Turkey’s central bank has held its key interest rate at 19 percent as expected and has suggested it is inching closer to a cut expected later this year, even while it nodded to renewed pressure on the Turkish lira.
The bank said on Thursday the recent import-price pressure plays a role in posing risks to inflation expectations, and it repeated a pledge to keep rates above inflation, which is expected to remain about 17 percent for much of the year.
The central bank last changed its one-week policy rate in March when former Governor Naci Agbal raised it to head off rising prices. A poll by Reuters news agency shows analysts expect easing to begin in the fourth quarter when inflation is predicted to decline.
The lira has shed 2.5 percent this week after the United States Federal Reserve adopted a more hawkish tone, and after the first meeting between President Recep Tayyip Erdogan and his US counterpart Joe Biden yielded no breakthroughs on key disputes.
The weakness in the lira, which touched an all-time low earlier this month, raises inflation via Turkey’s heavy imports.
“In addition to the recent import-price-based cost factors, demand conditions, supply constraints in some sectors, and high levels of inflation expectations continue to pose risks to the pricing behaviour and inflation outlook,” the bank’s policy committee said in a statement after its monthly meeting.
But earlier rate increases “continue to restrain credit and demand”, it said. “The policy rate will continue to be determined at a level above inflation”, in line with the bank’s forecast for prices to continue easing in the months ahead.
Central Bank Governor Sahap Kavcioglu, whom Erdogan named to replace Agbal in a shock to markets in March, has said inflation should fall decisively around September. The central bank year-end inflation forecast stands at 12.2 percent.
Erdogan has repeatedly called for monetary stimulus and this month pointed to July or August for possible rate cuts, prompting analysts to warn that premature easing could hurt the lira and the economy, which has heavy foreign debt.
“Policymakers are for now standing up to political pressure to lower interest rates,” said William Jackson, chief emerging markets economist at Capital Economics.

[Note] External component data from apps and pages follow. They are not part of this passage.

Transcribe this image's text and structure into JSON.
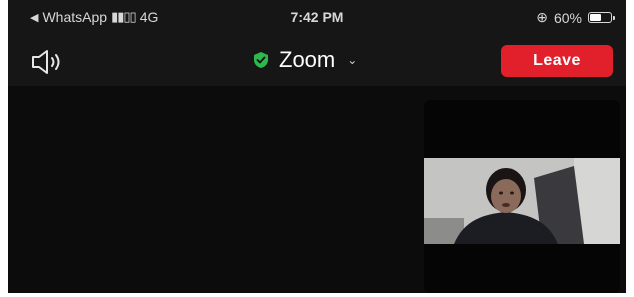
{
  "status_bar": {
    "back_app": "WhatsApp",
    "network": "4G",
    "time": "7:42 PM",
    "battery": "60%",
    "battery_level": 0.6
  },
  "header": {
    "title": "Zoom",
    "leave_label": "Leave",
    "icons": [
      "speaker-icon",
      "shield-check-icon",
      "chevron-down-icon"
    ]
  },
  "colors": {
    "background": "#0d0d0d",
    "leave_button": "#e2202c",
    "shield_green": "#2db84d"
  }
}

The lira, among the worst performers in emerging markets this year, weakened slightly to 8.644 to the dollar at 11:48 GMT. It had briefly slipped to a record 8.88 earlier this month.
The 13 percent depreciation this year accelerated when Erdogan removed Agbal, a well-respected hawk, prompting an exodus of foreign investment and further eroding the credibility of a bank that has seen four chiefs in two years.
The World Bank, Fitch Ratings and Goldman Sachs are among those to have said prompt rate cuts and an earlier-than-expected Fed tightening are the main risks for Turkey.
On Wednesday, the US central bank – the Federal Reserve – signalled rate rises could come in 2023 as the economy emerges from the pandemic.
Turkey’s dollar bonds barely budged after the rate decision, with longer-dated issues still down about 0.7 cents in the dollar, also reflecting wider pressure in emerging markets following the Fed decision.